Work order: Identify, in the records below, every line where the string "object" appears, and copy each such line.

Excerpted records:
┌────────
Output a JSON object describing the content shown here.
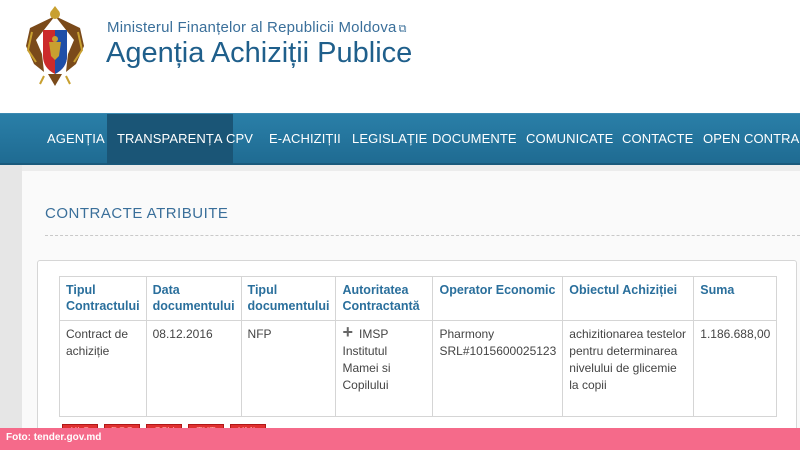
{
  "header": {
    "ministry": "Ministerul Finanțelor al Republicii Moldova",
    "ministry_ext_icon": "external-link-icon",
    "agency": "Agenția Achiziții Publice",
    "logo_icon": "moldova-coat-of-arms-icon"
  },
  "nav": {
    "items": [
      {
        "label": "AGENȚIA"
      },
      {
        "label": "TRANSPARENȚA"
      },
      {
        "label": "CPV"
      },
      {
        "label": "E-ACHIZIȚII"
      },
      {
        "label": "LEGISLAȚIE"
      },
      {
        "label": "DOCUMENTE"
      },
      {
        "label": "COMUNICATE"
      },
      {
        "label": "CONTACTE"
      },
      {
        "label": "OPEN CONTRACT"
      }
    ],
    "active": "TRANSPARENȚA"
  },
  "page": {
    "title": "CONTRACTE ATRIBUITE"
  },
  "table": {
    "headers": [
      "Tipul Contractului",
      "Data documentului",
      "Tipul documentului",
      "Autoritatea Contractantă",
      "Operator Economic",
      "Obiectul Achiziției",
      "Suma"
    ],
    "row": {
      "tipul_contractului": "Contract de achiziție",
      "data": "08.12.2016",
      "tipul_documentului": "NFP",
      "autoritatea": "IMSP Institutul Mamei si Copilului",
      "operator": "Pharmony SRL#1015600025123",
      "obiectul": "achizitionarea testelor pentru determinarea nivelului de glicemie la copii",
      "suma": "1.186.688,00",
      "expand_icon": "plus-icon"
    }
  },
  "exports": [
    "XLS",
    "DOC",
    "CSV",
    "TXT",
    "XML"
  ],
  "footer": {
    "caption": "Foto: tender.gov.md"
  }
}
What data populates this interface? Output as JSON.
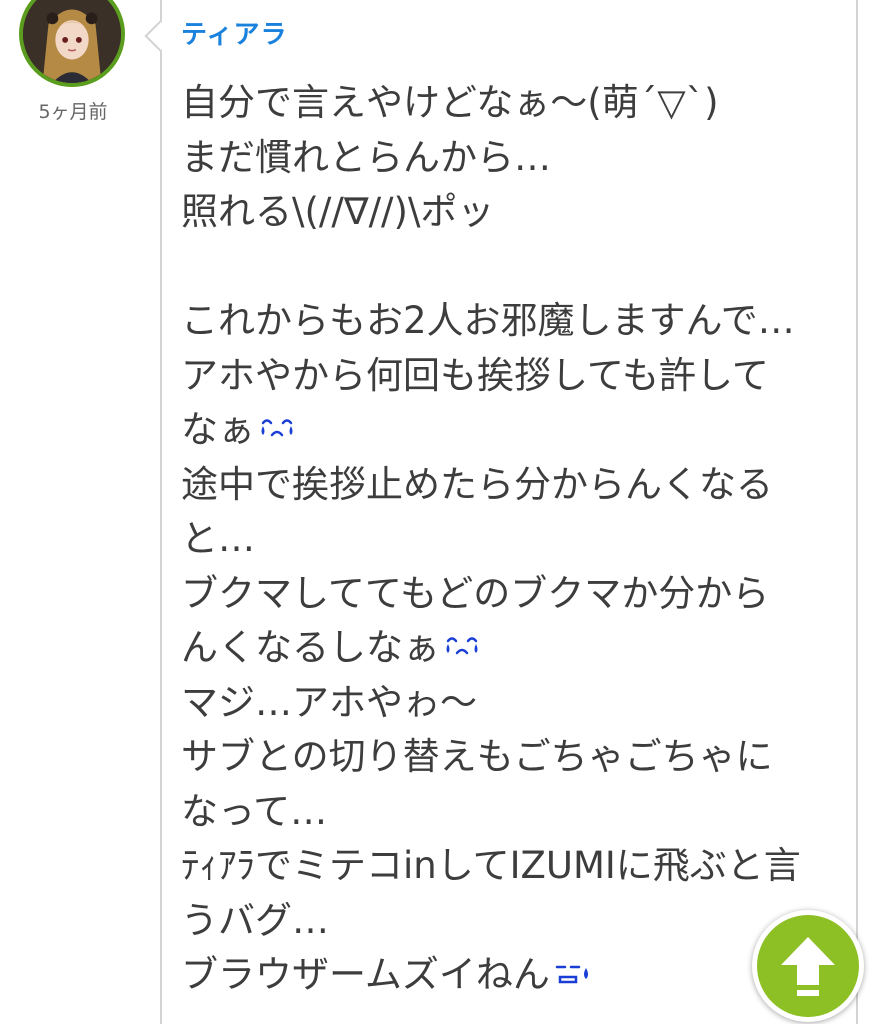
{
  "comment": {
    "username": "ティアラ",
    "timestamp": "5ヶ月前",
    "lines": [
      {
        "text": "自分で言えやけどなぁ〜(萌´▽`)",
        "emoji": ""
      },
      {
        "text": "まだ慣れとらんから…",
        "emoji": ""
      },
      {
        "text": "照れる\\(//∇//)\\ポッ",
        "emoji": ""
      },
      {
        "text": "",
        "emoji": ""
      },
      {
        "text": "これからもお2人お邪魔しますんで…",
        "emoji": ""
      },
      {
        "text": "アホやから何回も挨拶しても許して",
        "emoji": ""
      },
      {
        "text": "なぁ",
        "emoji": "crying-face-icon"
      },
      {
        "text": "途中で挨拶止めたら分からんくなる",
        "emoji": ""
      },
      {
        "text": "と…",
        "emoji": ""
      },
      {
        "text": "ブクマしててもどのブクマか分から",
        "emoji": ""
      },
      {
        "text": "んくなるしなぁ",
        "emoji": "crying-face-icon"
      },
      {
        "text": "マジ…アホやゎ〜",
        "emoji": ""
      },
      {
        "text": "サブとの切り替えもごちゃごちゃに",
        "emoji": ""
      },
      {
        "text": "なって…",
        "emoji": ""
      },
      {
        "text": "ﾃｨｱﾗでミテコinしてIZUMIに飛ぶと言",
        "emoji": ""
      },
      {
        "text": "うバグ…",
        "emoji": ""
      },
      {
        "text": "ブラウザームズイねん",
        "emoji": "sweat-drop-face-icon"
      }
    ]
  },
  "scroll_top_button": {
    "icon": "arrow-up-icon"
  },
  "colors": {
    "username": "#1a82dc",
    "text": "#3d3d3d",
    "timestamp": "#666666",
    "avatar_ring": "#5b9e1f",
    "scroll_button": "#8cc025",
    "emoji": "#1a3fd6"
  }
}
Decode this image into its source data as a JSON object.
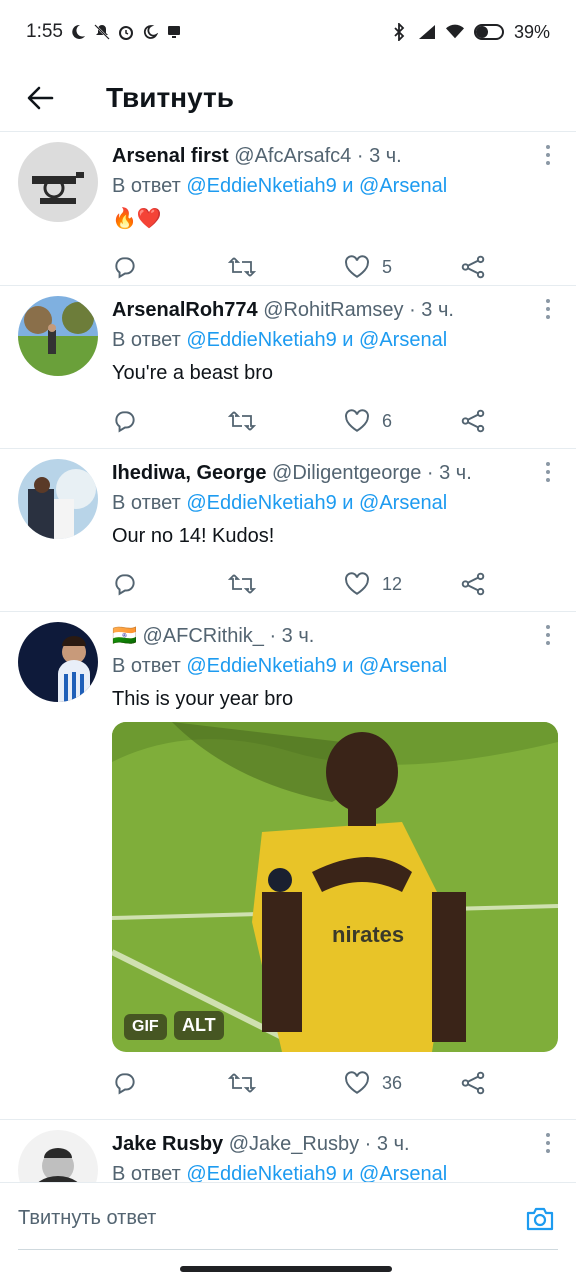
{
  "status_bar": {
    "time": "1:55",
    "battery": "39%"
  },
  "header": {
    "title": "Твитнуть"
  },
  "tweets": [
    {
      "name": "Arsenal first",
      "handle": "@AfcArsafc4",
      "dot_time": "· 3 ч.",
      "reply_prefix": "В ответ",
      "mention1": "@EddieNketiah9",
      "and": "и",
      "mention2": "@Arsenal",
      "text": "🔥❤️",
      "likes": "5"
    },
    {
      "name": "ArsenalRoh774",
      "handle": "@RohitRamsey",
      "dot_time": "· 3 ч.",
      "reply_prefix": "В ответ",
      "mention1": "@EddieNketiah9",
      "and": "и",
      "mention2": "@Arsenal",
      "text": "You're a beast bro",
      "likes": "6"
    },
    {
      "name": "Ihediwa,  George",
      "handle": "@Diligentgeorge",
      "dot_time": "· 3 ч.",
      "reply_prefix": "В ответ",
      "mention1": "@EddieNketiah9",
      "and": "и",
      "mention2": "@Arsenal",
      "text": "Our no 14! Kudos!",
      "likes": "12"
    },
    {
      "name": "🇮🇳",
      "handle": "@AFCRithik_",
      "dot_time": "· 3 ч.",
      "reply_prefix": "В ответ",
      "mention1": "@EddieNketiah9",
      "and": "и",
      "mention2": "@Arsenal",
      "text": "This is your year bro",
      "likes": "36",
      "media_badges": [
        "GIF",
        "ALT"
      ]
    },
    {
      "name": "Jake Rusby",
      "handle": "@Jake_Rusby",
      "dot_time": "· 3 ч.",
      "reply_prefix": "В ответ",
      "mention1": "@EddieNketiah9",
      "and": "и",
      "mention2": "@Arsenal"
    }
  ],
  "composer": {
    "placeholder": "Твитнуть ответ"
  },
  "colors": {
    "accent": "#1d9bf0",
    "secondary_text": "#536471",
    "divider": "#e6ecf0"
  },
  "icons": [
    "arrow-left-icon",
    "reply-icon",
    "retweet-icon",
    "heart-icon",
    "share-icon",
    "more-vertical-icon",
    "camera-icon"
  ]
}
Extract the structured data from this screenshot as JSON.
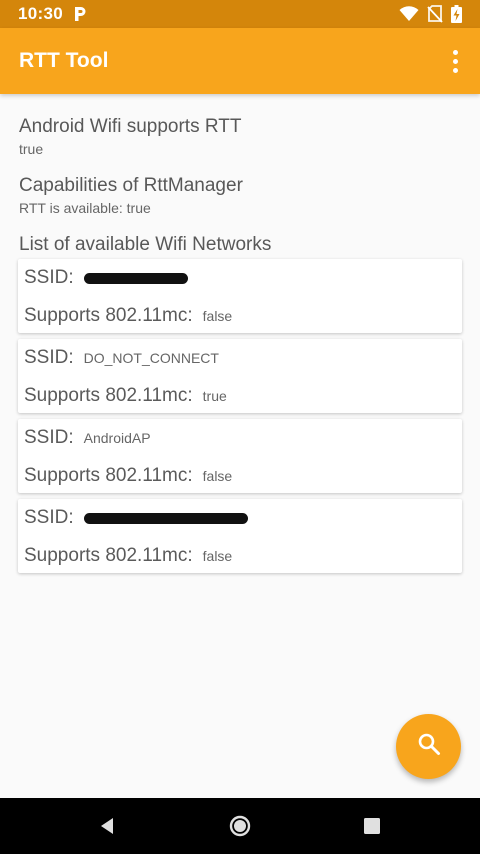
{
  "status_bar": {
    "time": "10:30",
    "icons": [
      "p-icon",
      "wifi-icon",
      "no-sim-icon",
      "battery-charging-icon"
    ]
  },
  "app_bar": {
    "title": "RTT Tool",
    "menu_icon": "more-vert-icon"
  },
  "sections": [
    {
      "title": "Android Wifi supports RTT",
      "value": "true"
    },
    {
      "title": "Capabilities of RttManager",
      "value": "RTT is available: true"
    },
    {
      "title": "List of available Wifi Networks"
    }
  ],
  "networks": {
    "ssid_label": "SSID:",
    "support_label": "Supports 802.11mc:",
    "items": [
      {
        "ssid": "",
        "ssid_redacted": true,
        "supports": "false"
      },
      {
        "ssid": "DO_NOT_CONNECT",
        "ssid_redacted": false,
        "supports": "true"
      },
      {
        "ssid": "AndroidAP",
        "ssid_redacted": false,
        "supports": "false"
      },
      {
        "ssid": "",
        "ssid_redacted": true,
        "supports": "false"
      }
    ]
  },
  "fab": {
    "icon": "search-icon"
  },
  "nav_bar": {
    "icons": [
      "back-icon",
      "home-icon",
      "recents-icon"
    ]
  },
  "colors": {
    "status_bar": "#d4860b",
    "app_bar": "#f8a51c",
    "accent": "#f8a51c",
    "background": "#fafafa"
  }
}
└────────
Response area:
Output a JSON object describing the content shown here.
Decode this image into its source data as a JSON object.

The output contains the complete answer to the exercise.